*Website and app data records*:

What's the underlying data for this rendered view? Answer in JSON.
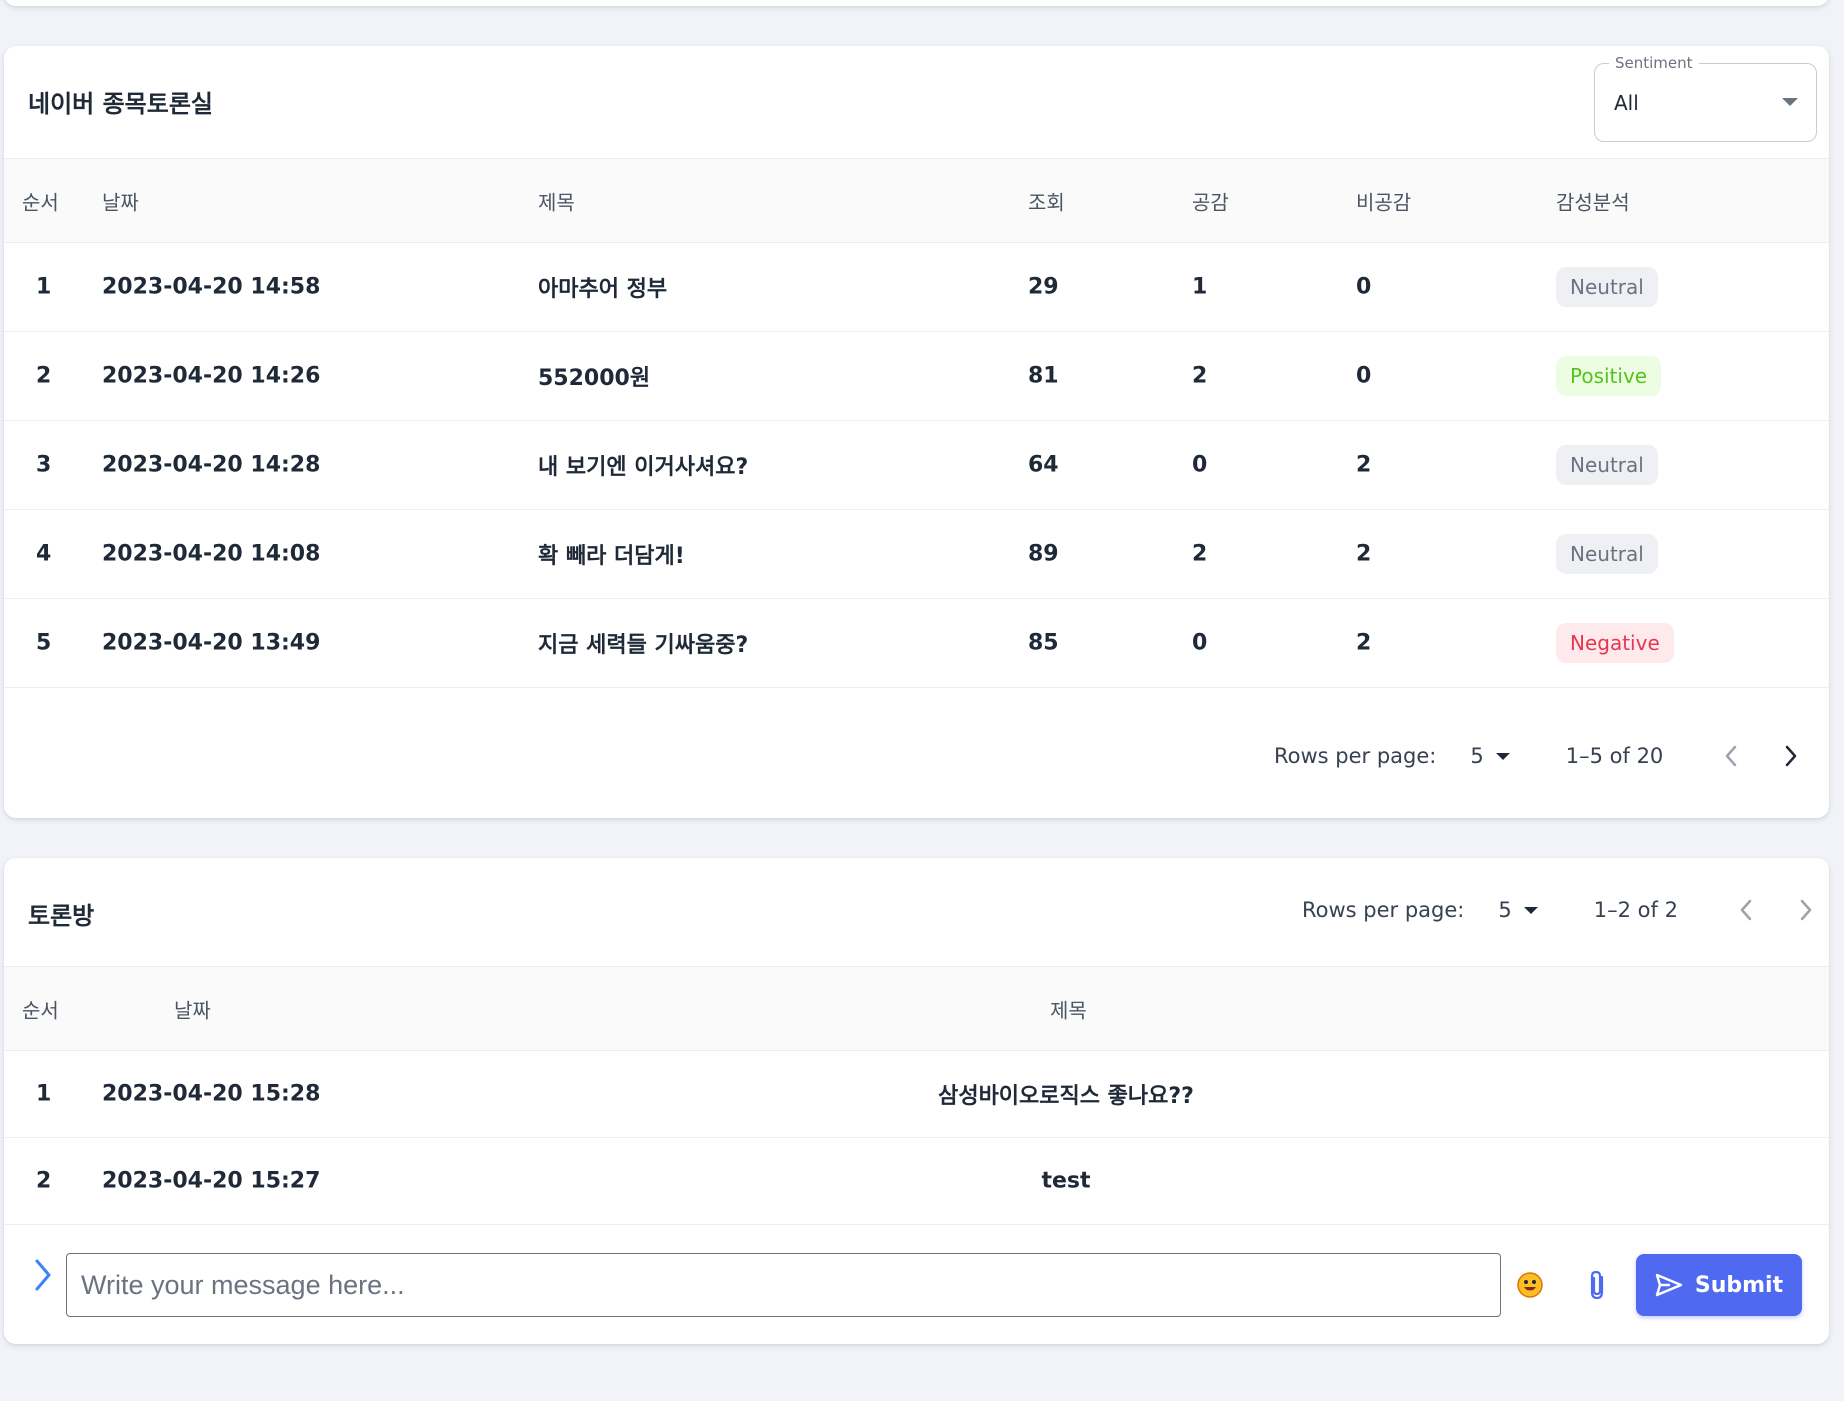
{
  "stock_board": {
    "title": "네이버 종목토론실",
    "sentiment_filter": {
      "label": "Sentiment",
      "value": "All"
    },
    "columns": [
      "순서",
      "날짜",
      "제목",
      "조회",
      "공감",
      "비공감",
      "감성분석"
    ],
    "rows": [
      {
        "no": "1",
        "date": "2023-04-20 14:58",
        "title": "아마추어 정부",
        "views": "29",
        "likes": "1",
        "dislikes": "0",
        "sentiment": "Neutral"
      },
      {
        "no": "2",
        "date": "2023-04-20 14:26",
        "title": "552000원",
        "views": "81",
        "likes": "2",
        "dislikes": "0",
        "sentiment": "Positive"
      },
      {
        "no": "3",
        "date": "2023-04-20 14:28",
        "title": "내 보기엔 이거사셔요?",
        "views": "64",
        "likes": "0",
        "dislikes": "2",
        "sentiment": "Neutral"
      },
      {
        "no": "4",
        "date": "2023-04-20 14:08",
        "title": "확 빼라 더담게!",
        "views": "89",
        "likes": "2",
        "dislikes": "2",
        "sentiment": "Neutral"
      },
      {
        "no": "5",
        "date": "2023-04-20 13:49",
        "title": "지금 세력들 기싸움중?",
        "views": "85",
        "likes": "0",
        "dislikes": "2",
        "sentiment": "Negative"
      }
    ],
    "pagination": {
      "rows_label": "Rows per page:",
      "rows_value": "5",
      "range": "1–5 of 20"
    }
  },
  "discussion": {
    "title": "토론방",
    "columns": [
      "순서",
      "날짜",
      "제목"
    ],
    "rows": [
      {
        "no": "1",
        "date": "2023-04-20 15:28",
        "title": "삼성바이오로직스 좋나요??"
      },
      {
        "no": "2",
        "date": "2023-04-20 15:27",
        "title": "test"
      }
    ],
    "pagination": {
      "rows_label": "Rows per page:",
      "rows_value": "5",
      "range": "1–2 of 2"
    }
  },
  "composer": {
    "placeholder": "Write your message here...",
    "submit_label": "Submit"
  },
  "sentiment_colors": {
    "Neutral": {
      "bg": "#eef0f4",
      "fg": "#6b7280"
    },
    "Positive": {
      "bg": "#edfde4",
      "fg": "#52c41a"
    },
    "Negative": {
      "bg": "#feeaec",
      "fg": "#e8364f"
    }
  }
}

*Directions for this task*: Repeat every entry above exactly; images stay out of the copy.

*Exercise solution*:
What's the underlying data for this rendered view? Answer in JSON.
{
  "stock_board": {
    "title": "네이버 종목토론실",
    "sentiment_filter": {
      "label": "Sentiment",
      "value": "All"
    },
    "columns": [
      "순서",
      "날짜",
      "제목",
      "조회",
      "공감",
      "비공감",
      "감성분석"
    ],
    "rows": [
      {
        "no": "1",
        "date": "2023-04-20 14:58",
        "title": "아마추어 정부",
        "views": "29",
        "likes": "1",
        "dislikes": "0",
        "sentiment": "Neutral"
      },
      {
        "no": "2",
        "date": "2023-04-20 14:26",
        "title": "552000원",
        "views": "81",
        "likes": "2",
        "dislikes": "0",
        "sentiment": "Positive"
      },
      {
        "no": "3",
        "date": "2023-04-20 14:28",
        "title": "내 보기엔 이거사셔요?",
        "views": "64",
        "likes": "0",
        "dislikes": "2",
        "sentiment": "Neutral"
      },
      {
        "no": "4",
        "date": "2023-04-20 14:08",
        "title": "확 빼라 더담게!",
        "views": "89",
        "likes": "2",
        "dislikes": "2",
        "sentiment": "Neutral"
      },
      {
        "no": "5",
        "date": "2023-04-20 13:49",
        "title": "지금 세력들 기싸움중?",
        "views": "85",
        "likes": "0",
        "dislikes": "2",
        "sentiment": "Negative"
      }
    ],
    "pagination": {
      "rows_label": "Rows per page:",
      "rows_value": "5",
      "range": "1–5 of 20"
    }
  },
  "discussion": {
    "title": "토론방",
    "columns": [
      "순서",
      "날짜",
      "제목"
    ],
    "rows": [
      {
        "no": "1",
        "date": "2023-04-20 15:28",
        "title": "삼성바이오로직스 좋나요??"
      },
      {
        "no": "2",
        "date": "2023-04-20 15:27",
        "title": "test"
      }
    ],
    "pagination": {
      "rows_label": "Rows per page:",
      "rows_value": "5",
      "range": "1–2 of 2"
    }
  },
  "composer": {
    "placeholder": "Write your message here...",
    "submit_label": "Submit"
  },
  "sentiment_colors": {
    "Neutral": {
      "bg": "#eef0f4",
      "fg": "#6b7280"
    },
    "Positive": {
      "bg": "#edfde4",
      "fg": "#52c41a"
    },
    "Negative": {
      "bg": "#feeaec",
      "fg": "#e8364f"
    }
  }
}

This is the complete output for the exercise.